Feel your fire and use your breath to flow through the ups and downs of the dogs. That’s a useful metaphor for doing the same off the mat, applying yoga to life’s ups and downs. Down on all fours, get frisky and wag your tail. Maybe you’ll feel like howling at the full moon this weekend. Or maybe a treat for good behavior will feel right. Nice yogi!

On Wonderful Moon

For a longer, more detailed version of this post, see next week’s Moonday. For the next Wonderful Moon that posts in approximately two weeks, the second new moon in Leo will be discussed. It coincides with the Great American total solar eclipse that travels across the continental U.S. on August 21.

Wonderful Moon is published before the new and full moons. The focus is on viewing and experiencing the moon with lore, advice, and yoga-oriented body awareness that meshes with the phase, season, and astrological influences. See also my Moon Memes, published on Instagram for the moon phase.

Photography:Moonstruck” (Aug. 5, 2016) is by noted lunar and landscape photographer Greg Diesel Walck, from his Facebook album Top Shots. The photo was taken this time last year with turbulent skies that only happen in the U.S. during the Dog Days of summer. The dramatic photo shows the waxing crescent moon with Jupiter and lightning that illuminates the evening sky. Mythologically Jupiter corresponds with Zeus, who threw thunderbolts. This August too, Jupiter is visible after nightfall. And Mars contributes to astrological stormy skies, felt personally and affecting politics. The moon in “Moonstruck” resembles a partial lunar eclipse.

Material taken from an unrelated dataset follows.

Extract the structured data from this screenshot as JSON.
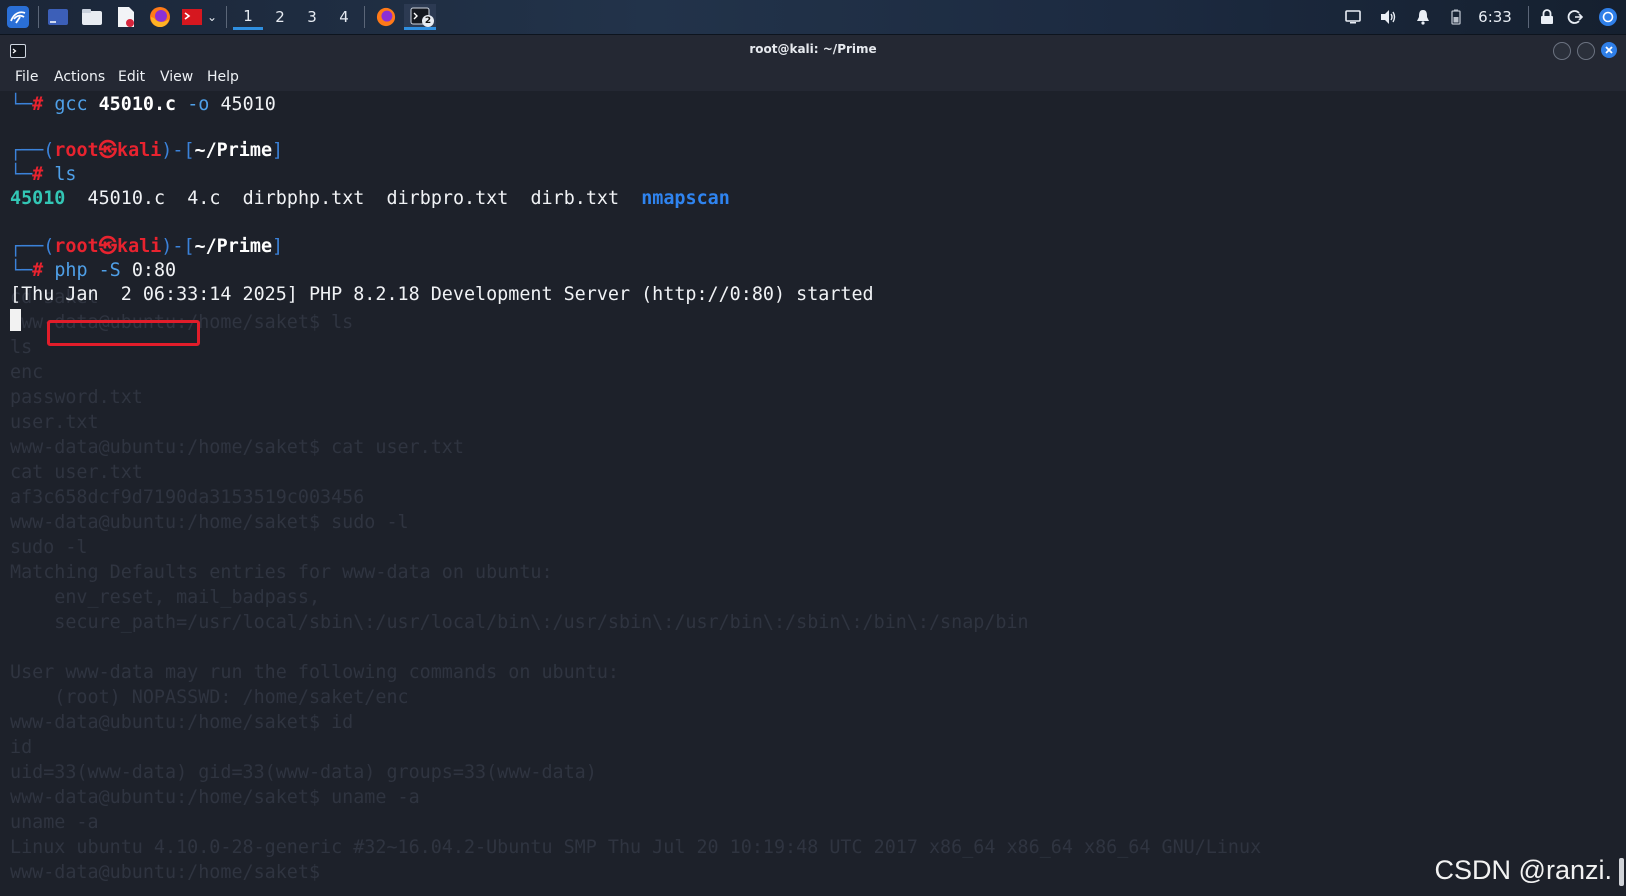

Probably Diesel Walck’s most popular photo, he said: “My new #1 image was viewed by over 100k during the first 24 hours. It’s a composition I’ve always dreamed about.” Earlier he said: “I’ve taken over 30,000 pictures of the moon. Tonight I had a chance to get chills again like it was the first time . . . here in Moyock, North Carolina. . . . . Worth the 50 mosquito bites!” “Moonstruck” was selected by as #2 of the 100 Best Space Photos of 2016.

Sphinx Yoga
Written by Sphinx Yoga
A longtime yogi and night sky gazer, Wendy Sphinx has published Moonday and Sphinx Yoga for two years. She lives in NC and finishes 200-hour yoga teacher training this spring. Although she’s been exposed to many flavors of yoga, her current practice is Dharma-focused, which is where she began her journey many years and moons ago. She earned a doctorate in journalism from UNC-Chapel Hill, master’s and graduate women’s studies certificate at Duke, and undergraduate degree in writing and literature from NYU, with a summer session in science at Oxford University in the UK. A communications professor for 20 years, she has worked professionally in journalism, marketing and public relations since the 1980s. Her grandmother was an astrologer, and she grew up reading horoscopes and looking at the moon, planets, and stars through a backyard telescope. The Sphinx’s bimonthly column, Wonderful Moon, draws on this background to share lore, advice, and timely yoga tips for the new and full moon phases. Information on observing the moon is combined with astrological insights, consideration of nature and seasonal change, and the cycles of our lives. Beautiful lunar photography is provided by award-winning photographer and author Greg Diesel Walck.